Requirement: This exercise asks for a copy of each line in the records below with the word "Nome" in it.

* * *

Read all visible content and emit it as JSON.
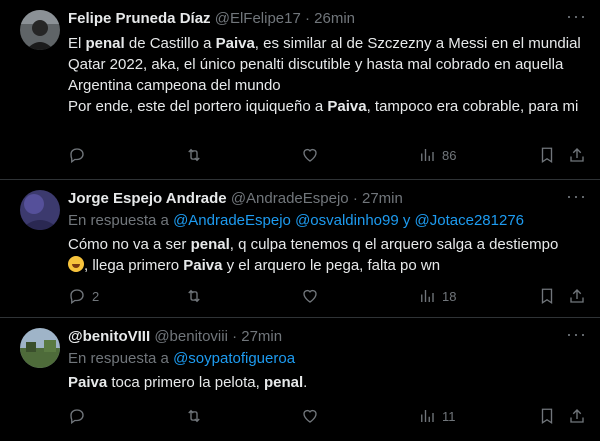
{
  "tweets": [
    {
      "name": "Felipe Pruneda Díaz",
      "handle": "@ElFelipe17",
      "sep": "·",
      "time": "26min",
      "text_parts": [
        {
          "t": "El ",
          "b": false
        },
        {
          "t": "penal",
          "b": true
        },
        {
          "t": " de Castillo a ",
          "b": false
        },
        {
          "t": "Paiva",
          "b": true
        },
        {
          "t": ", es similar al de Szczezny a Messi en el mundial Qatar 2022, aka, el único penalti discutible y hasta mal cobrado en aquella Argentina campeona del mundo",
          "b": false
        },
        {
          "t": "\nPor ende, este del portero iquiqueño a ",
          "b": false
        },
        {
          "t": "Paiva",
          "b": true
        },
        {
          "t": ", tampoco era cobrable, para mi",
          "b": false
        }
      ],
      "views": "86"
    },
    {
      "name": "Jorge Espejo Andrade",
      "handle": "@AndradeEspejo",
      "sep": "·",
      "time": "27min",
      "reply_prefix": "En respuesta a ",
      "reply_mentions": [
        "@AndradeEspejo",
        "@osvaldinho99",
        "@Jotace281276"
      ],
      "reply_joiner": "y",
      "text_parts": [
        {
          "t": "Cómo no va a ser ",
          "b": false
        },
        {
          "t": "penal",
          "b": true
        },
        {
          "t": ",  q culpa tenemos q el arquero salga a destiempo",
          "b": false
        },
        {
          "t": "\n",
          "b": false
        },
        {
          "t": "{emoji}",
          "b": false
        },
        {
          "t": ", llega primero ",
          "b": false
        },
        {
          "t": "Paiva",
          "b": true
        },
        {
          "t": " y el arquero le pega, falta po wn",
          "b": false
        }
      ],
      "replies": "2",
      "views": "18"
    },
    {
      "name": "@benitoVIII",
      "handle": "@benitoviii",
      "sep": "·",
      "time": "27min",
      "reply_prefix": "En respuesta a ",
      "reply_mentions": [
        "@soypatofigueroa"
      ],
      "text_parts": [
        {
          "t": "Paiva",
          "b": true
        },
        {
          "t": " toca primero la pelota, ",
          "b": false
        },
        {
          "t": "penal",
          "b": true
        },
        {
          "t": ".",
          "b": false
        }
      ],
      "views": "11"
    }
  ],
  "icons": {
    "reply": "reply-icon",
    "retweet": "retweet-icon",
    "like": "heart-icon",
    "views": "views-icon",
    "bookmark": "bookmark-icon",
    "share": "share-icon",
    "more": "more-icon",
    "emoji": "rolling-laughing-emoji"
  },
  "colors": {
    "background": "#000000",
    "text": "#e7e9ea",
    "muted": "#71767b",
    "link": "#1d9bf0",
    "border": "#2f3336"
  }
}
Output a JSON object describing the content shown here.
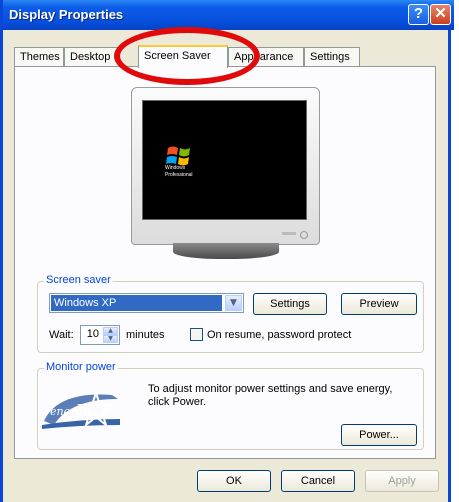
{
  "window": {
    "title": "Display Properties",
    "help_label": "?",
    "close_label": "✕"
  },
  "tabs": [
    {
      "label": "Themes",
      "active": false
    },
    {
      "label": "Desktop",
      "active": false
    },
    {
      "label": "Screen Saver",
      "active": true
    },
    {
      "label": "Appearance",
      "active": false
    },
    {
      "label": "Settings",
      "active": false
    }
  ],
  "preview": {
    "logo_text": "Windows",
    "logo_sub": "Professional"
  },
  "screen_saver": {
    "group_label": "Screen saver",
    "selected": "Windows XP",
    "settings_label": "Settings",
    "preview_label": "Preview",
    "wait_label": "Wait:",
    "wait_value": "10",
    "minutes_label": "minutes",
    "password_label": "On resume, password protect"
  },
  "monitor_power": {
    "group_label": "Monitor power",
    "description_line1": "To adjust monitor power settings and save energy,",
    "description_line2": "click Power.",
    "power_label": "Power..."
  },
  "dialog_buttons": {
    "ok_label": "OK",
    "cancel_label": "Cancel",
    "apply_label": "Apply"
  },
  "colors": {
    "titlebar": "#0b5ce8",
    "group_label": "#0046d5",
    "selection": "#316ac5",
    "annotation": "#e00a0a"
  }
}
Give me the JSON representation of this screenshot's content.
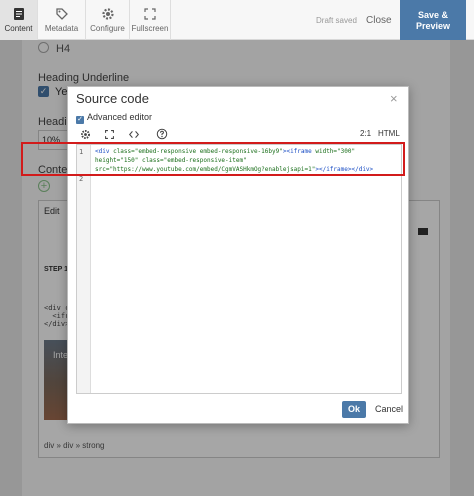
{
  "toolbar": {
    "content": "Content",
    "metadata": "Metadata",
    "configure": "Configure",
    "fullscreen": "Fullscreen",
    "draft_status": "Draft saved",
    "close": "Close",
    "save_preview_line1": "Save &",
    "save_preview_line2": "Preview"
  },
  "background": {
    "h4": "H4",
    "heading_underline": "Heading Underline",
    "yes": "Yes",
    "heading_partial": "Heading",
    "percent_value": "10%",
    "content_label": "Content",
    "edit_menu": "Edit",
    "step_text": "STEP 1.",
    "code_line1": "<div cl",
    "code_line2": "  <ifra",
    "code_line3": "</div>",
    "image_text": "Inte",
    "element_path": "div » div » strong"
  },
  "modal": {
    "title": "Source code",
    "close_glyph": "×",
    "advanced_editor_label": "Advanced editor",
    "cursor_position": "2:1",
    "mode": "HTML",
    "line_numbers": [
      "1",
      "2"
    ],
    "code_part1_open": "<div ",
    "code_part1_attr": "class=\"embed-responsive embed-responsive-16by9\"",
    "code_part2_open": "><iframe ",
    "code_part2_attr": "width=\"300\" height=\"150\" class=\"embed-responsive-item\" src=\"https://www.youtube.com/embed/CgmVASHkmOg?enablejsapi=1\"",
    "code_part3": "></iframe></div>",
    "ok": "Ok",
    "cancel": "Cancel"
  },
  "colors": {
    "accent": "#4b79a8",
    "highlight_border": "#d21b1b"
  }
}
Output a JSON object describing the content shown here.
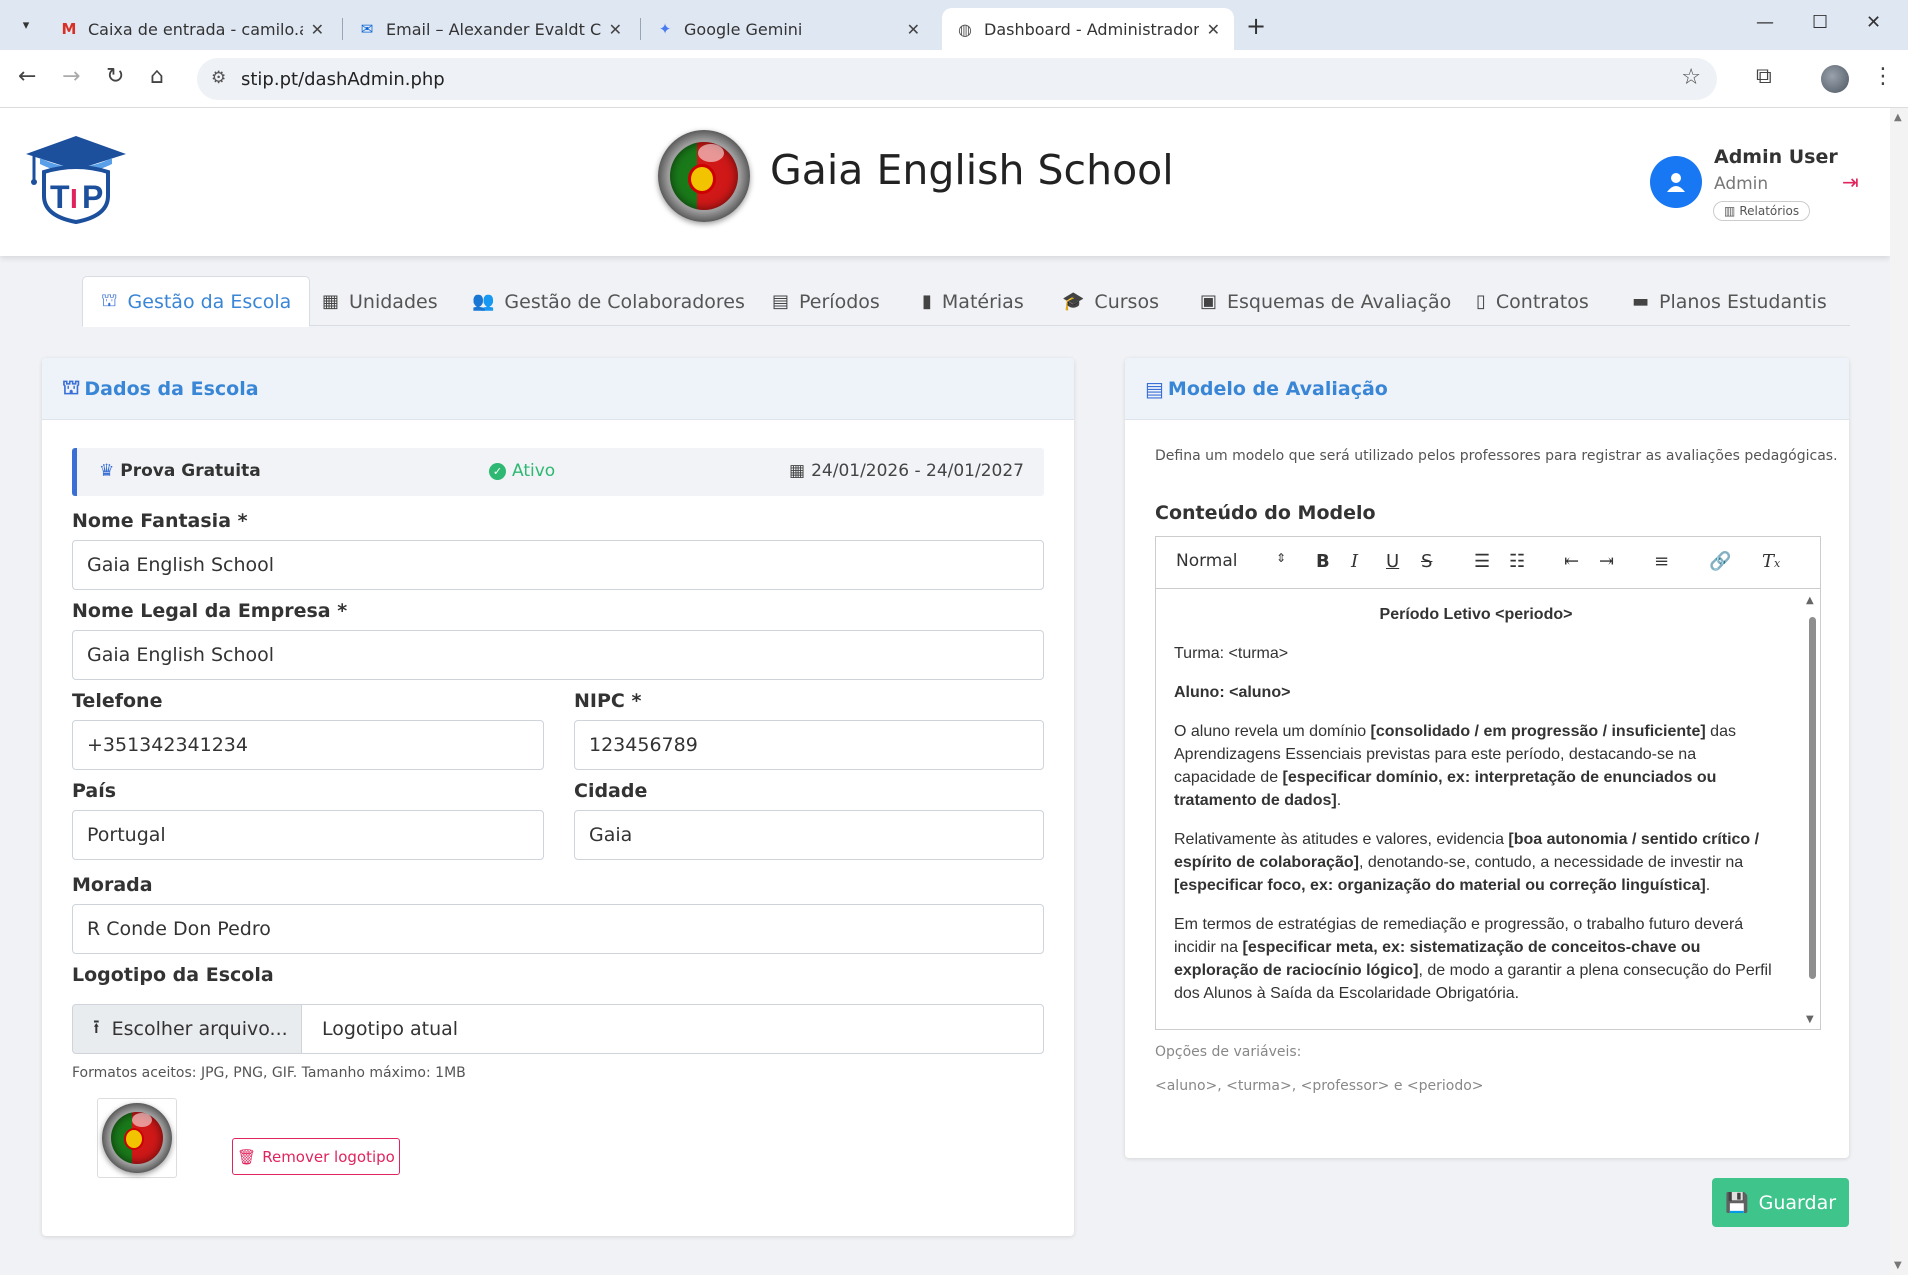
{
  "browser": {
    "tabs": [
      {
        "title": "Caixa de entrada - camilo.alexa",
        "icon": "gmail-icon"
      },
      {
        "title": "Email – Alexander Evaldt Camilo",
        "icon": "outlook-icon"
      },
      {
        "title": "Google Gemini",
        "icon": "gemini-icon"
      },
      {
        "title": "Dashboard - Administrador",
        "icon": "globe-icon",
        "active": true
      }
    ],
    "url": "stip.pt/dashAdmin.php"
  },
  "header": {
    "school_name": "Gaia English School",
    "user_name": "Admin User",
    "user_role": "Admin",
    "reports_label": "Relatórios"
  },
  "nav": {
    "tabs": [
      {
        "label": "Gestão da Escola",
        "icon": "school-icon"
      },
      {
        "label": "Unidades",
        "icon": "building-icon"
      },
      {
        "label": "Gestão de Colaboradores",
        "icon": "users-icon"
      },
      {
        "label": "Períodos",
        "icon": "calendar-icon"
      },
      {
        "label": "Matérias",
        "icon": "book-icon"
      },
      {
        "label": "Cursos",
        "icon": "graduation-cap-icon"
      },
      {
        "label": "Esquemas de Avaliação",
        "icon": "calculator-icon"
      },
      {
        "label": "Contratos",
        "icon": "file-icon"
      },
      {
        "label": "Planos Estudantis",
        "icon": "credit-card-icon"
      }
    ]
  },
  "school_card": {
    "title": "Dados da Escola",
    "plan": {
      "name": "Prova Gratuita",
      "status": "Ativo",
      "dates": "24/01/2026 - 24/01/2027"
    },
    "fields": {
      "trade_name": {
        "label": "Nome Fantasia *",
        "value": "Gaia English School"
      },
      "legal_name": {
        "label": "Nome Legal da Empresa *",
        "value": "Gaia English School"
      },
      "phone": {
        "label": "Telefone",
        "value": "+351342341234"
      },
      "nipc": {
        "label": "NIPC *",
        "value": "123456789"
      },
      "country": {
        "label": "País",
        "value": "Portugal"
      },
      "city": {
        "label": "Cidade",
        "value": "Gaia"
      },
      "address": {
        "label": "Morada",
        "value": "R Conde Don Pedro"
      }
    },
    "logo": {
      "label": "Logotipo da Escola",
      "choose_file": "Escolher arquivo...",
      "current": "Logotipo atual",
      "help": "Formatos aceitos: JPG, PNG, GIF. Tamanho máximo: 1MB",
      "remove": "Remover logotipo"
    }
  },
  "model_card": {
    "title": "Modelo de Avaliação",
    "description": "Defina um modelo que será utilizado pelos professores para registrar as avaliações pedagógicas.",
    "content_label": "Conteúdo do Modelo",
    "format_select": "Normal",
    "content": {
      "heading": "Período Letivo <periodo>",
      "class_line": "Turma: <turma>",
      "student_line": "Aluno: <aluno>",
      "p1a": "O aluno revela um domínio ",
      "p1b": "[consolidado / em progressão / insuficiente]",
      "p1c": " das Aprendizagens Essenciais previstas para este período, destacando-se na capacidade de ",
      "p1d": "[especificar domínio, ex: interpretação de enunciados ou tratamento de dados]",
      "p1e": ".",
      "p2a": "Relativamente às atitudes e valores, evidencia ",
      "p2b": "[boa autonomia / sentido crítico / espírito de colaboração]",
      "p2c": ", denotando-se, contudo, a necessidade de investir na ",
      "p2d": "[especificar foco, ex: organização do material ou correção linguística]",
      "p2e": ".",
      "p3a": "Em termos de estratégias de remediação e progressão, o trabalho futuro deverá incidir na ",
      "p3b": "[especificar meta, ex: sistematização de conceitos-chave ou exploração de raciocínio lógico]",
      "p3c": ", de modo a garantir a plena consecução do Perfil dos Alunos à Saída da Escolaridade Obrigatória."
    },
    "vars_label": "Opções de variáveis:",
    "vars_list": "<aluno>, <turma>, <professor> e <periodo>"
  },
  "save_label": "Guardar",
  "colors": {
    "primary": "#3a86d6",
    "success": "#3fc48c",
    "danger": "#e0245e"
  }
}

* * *

Exercise answer:
        "label": "Nome Fantasia *",
        "label": "Nome Legal da Empresa *",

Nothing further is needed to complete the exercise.